# [Problem to work on]
Without any pictures, restate the full set of records below exactly.

(Page and application data records)
════════════════
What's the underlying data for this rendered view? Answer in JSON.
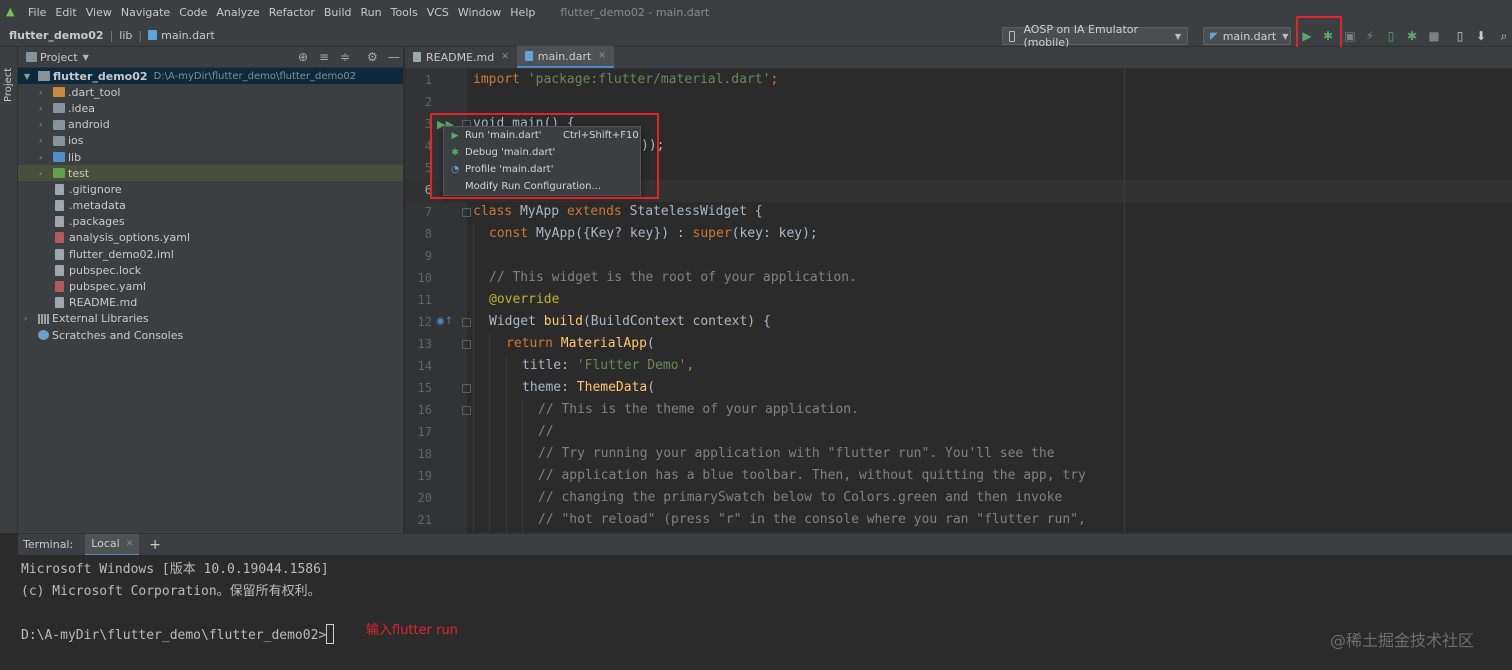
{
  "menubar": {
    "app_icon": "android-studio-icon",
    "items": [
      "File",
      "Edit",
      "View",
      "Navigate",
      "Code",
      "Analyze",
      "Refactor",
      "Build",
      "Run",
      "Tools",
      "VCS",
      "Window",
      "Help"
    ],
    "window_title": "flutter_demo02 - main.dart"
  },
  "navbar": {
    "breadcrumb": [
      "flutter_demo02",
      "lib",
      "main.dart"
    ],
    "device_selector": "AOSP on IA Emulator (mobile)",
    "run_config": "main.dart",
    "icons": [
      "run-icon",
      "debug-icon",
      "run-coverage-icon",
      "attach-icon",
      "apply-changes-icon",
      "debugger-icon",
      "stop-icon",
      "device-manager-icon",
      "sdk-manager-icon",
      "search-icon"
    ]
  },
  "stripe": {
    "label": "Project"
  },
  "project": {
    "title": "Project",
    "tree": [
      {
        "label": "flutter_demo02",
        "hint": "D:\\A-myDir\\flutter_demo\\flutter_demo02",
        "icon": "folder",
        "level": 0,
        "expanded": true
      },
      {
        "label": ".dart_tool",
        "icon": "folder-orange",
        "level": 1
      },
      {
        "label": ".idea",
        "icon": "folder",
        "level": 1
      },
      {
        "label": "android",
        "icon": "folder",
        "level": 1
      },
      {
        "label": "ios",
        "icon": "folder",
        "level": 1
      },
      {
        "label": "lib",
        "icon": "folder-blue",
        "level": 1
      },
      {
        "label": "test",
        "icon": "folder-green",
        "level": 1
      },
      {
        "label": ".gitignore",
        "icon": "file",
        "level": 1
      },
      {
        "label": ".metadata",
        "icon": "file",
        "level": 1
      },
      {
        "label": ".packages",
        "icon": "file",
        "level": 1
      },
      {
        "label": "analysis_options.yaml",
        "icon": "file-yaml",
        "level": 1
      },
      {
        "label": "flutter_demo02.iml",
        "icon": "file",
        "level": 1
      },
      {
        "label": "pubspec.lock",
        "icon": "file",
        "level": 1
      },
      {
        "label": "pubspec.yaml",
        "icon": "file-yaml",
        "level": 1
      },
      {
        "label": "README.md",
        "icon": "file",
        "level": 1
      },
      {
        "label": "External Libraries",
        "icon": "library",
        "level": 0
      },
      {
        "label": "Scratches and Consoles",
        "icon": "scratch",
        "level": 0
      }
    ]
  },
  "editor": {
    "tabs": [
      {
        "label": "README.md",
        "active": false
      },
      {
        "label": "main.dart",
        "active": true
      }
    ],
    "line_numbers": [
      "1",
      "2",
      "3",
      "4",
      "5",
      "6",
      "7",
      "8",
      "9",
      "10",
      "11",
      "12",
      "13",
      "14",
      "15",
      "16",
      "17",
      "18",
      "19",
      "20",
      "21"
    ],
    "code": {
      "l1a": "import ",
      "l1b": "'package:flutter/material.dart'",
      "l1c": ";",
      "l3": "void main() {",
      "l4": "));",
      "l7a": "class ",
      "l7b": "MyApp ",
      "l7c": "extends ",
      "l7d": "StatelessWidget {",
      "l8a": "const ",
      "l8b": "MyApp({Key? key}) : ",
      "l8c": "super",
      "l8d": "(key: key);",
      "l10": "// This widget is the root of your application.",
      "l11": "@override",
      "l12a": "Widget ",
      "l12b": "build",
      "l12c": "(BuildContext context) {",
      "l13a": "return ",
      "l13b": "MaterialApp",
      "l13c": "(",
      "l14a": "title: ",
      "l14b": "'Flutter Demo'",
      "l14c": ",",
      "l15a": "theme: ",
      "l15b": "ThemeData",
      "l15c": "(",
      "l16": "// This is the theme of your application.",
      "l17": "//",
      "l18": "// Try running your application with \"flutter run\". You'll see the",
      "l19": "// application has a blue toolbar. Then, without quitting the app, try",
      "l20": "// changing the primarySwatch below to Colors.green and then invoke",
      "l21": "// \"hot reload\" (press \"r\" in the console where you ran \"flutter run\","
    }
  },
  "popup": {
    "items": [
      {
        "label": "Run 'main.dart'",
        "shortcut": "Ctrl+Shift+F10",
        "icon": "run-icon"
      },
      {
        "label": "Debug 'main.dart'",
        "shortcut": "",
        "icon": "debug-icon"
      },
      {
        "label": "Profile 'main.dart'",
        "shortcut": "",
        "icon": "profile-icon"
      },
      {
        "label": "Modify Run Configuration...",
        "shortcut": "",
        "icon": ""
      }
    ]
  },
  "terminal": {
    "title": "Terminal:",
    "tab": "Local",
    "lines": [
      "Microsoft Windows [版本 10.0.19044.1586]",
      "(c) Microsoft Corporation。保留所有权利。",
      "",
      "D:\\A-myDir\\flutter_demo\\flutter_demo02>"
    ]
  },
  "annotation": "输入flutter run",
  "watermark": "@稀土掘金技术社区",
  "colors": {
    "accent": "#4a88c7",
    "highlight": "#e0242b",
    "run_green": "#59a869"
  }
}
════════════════
# [Answer space]
What's the underlying data for this rendered view? Answer in JSON.
{
  "menubar": {
    "app_icon": "android-studio-icon",
    "items": [
      "File",
      "Edit",
      "View",
      "Navigate",
      "Code",
      "Analyze",
      "Refactor",
      "Build",
      "Run",
      "Tools",
      "VCS",
      "Window",
      "Help"
    ],
    "window_title": "flutter_demo02 - main.dart"
  },
  "navbar": {
    "breadcrumb": [
      "flutter_demo02",
      "lib",
      "main.dart"
    ],
    "device_selector": "AOSP on IA Emulator (mobile)",
    "run_config": "main.dart",
    "icons": [
      "run-icon",
      "debug-icon",
      "run-coverage-icon",
      "attach-icon",
      "apply-changes-icon",
      "debugger-icon",
      "stop-icon",
      "device-manager-icon",
      "sdk-manager-icon",
      "search-icon"
    ]
  },
  "stripe": {
    "label": "Project"
  },
  "project": {
    "title": "Project",
    "tree": [
      {
        "label": "flutter_demo02",
        "hint": "D:\\A-myDir\\flutter_demo\\flutter_demo02",
        "icon": "folder",
        "level": 0,
        "expanded": true
      },
      {
        "label": ".dart_tool",
        "icon": "folder-orange",
        "level": 1
      },
      {
        "label": ".idea",
        "icon": "folder",
        "level": 1
      },
      {
        "label": "android",
        "icon": "folder",
        "level": 1
      },
      {
        "label": "ios",
        "icon": "folder",
        "level": 1
      },
      {
        "label": "lib",
        "icon": "folder-blue",
        "level": 1
      },
      {
        "label": "test",
        "icon": "folder-green",
        "level": 1
      },
      {
        "label": ".gitignore",
        "icon": "file",
        "level": 1
      },
      {
        "label": ".metadata",
        "icon": "file",
        "level": 1
      },
      {
        "label": ".packages",
        "icon": "file",
        "level": 1
      },
      {
        "label": "analysis_options.yaml",
        "icon": "file-yaml",
        "level": 1
      },
      {
        "label": "flutter_demo02.iml",
        "icon": "file",
        "level": 1
      },
      {
        "label": "pubspec.lock",
        "icon": "file",
        "level": 1
      },
      {
        "label": "pubspec.yaml",
        "icon": "file-yaml",
        "level": 1
      },
      {
        "label": "README.md",
        "icon": "file",
        "level": 1
      },
      {
        "label": "External Libraries",
        "icon": "library",
        "level": 0
      },
      {
        "label": "Scratches and Consoles",
        "icon": "scratch",
        "level": 0
      }
    ]
  },
  "editor": {
    "tabs": [
      {
        "label": "README.md",
        "active": false
      },
      {
        "label": "main.dart",
        "active": true
      }
    ],
    "line_numbers": [
      "1",
      "2",
      "3",
      "4",
      "5",
      "6",
      "7",
      "8",
      "9",
      "10",
      "11",
      "12",
      "13",
      "14",
      "15",
      "16",
      "17",
      "18",
      "19",
      "20",
      "21"
    ],
    "code": {
      "l1a": "import ",
      "l1b": "'package:flutter/material.dart'",
      "l1c": ";",
      "l3": "void main() {",
      "l4": "));",
      "l7a": "class ",
      "l7b": "MyApp ",
      "l7c": "extends ",
      "l7d": "StatelessWidget {",
      "l8a": "const ",
      "l8b": "MyApp({Key? key}) : ",
      "l8c": "super",
      "l8d": "(key: key);",
      "l10": "// This widget is the root of your application.",
      "l11": "@override",
      "l12a": "Widget ",
      "l12b": "build",
      "l12c": "(BuildContext context) {",
      "l13a": "return ",
      "l13b": "MaterialApp",
      "l13c": "(",
      "l14a": "title: ",
      "l14b": "'Flutter Demo'",
      "l14c": ",",
      "l15a": "theme: ",
      "l15b": "ThemeData",
      "l15c": "(",
      "l16": "// This is the theme of your application.",
      "l17": "//",
      "l18": "// Try running your application with \"flutter run\". You'll see the",
      "l19": "// application has a blue toolbar. Then, without quitting the app, try",
      "l20": "// changing the primarySwatch below to Colors.green and then invoke",
      "l21": "// \"hot reload\" (press \"r\" in the console where you ran \"flutter run\","
    }
  },
  "popup": {
    "items": [
      {
        "label": "Run 'main.dart'",
        "shortcut": "Ctrl+Shift+F10",
        "icon": "run-icon"
      },
      {
        "label": "Debug 'main.dart'",
        "shortcut": "",
        "icon": "debug-icon"
      },
      {
        "label": "Profile 'main.dart'",
        "shortcut": "",
        "icon": "profile-icon"
      },
      {
        "label": "Modify Run Configuration...",
        "shortcut": "",
        "icon": ""
      }
    ]
  },
  "terminal": {
    "title": "Terminal:",
    "tab": "Local",
    "lines": [
      "Microsoft Windows [版本 10.0.19044.1586]",
      "(c) Microsoft Corporation。保留所有权利。",
      "",
      "D:\\A-myDir\\flutter_demo\\flutter_demo02>"
    ]
  },
  "annotation": "输入flutter run",
  "watermark": "@稀土掘金技术社区",
  "colors": {
    "accent": "#4a88c7",
    "highlight": "#e0242b",
    "run_green": "#59a869"
  }
}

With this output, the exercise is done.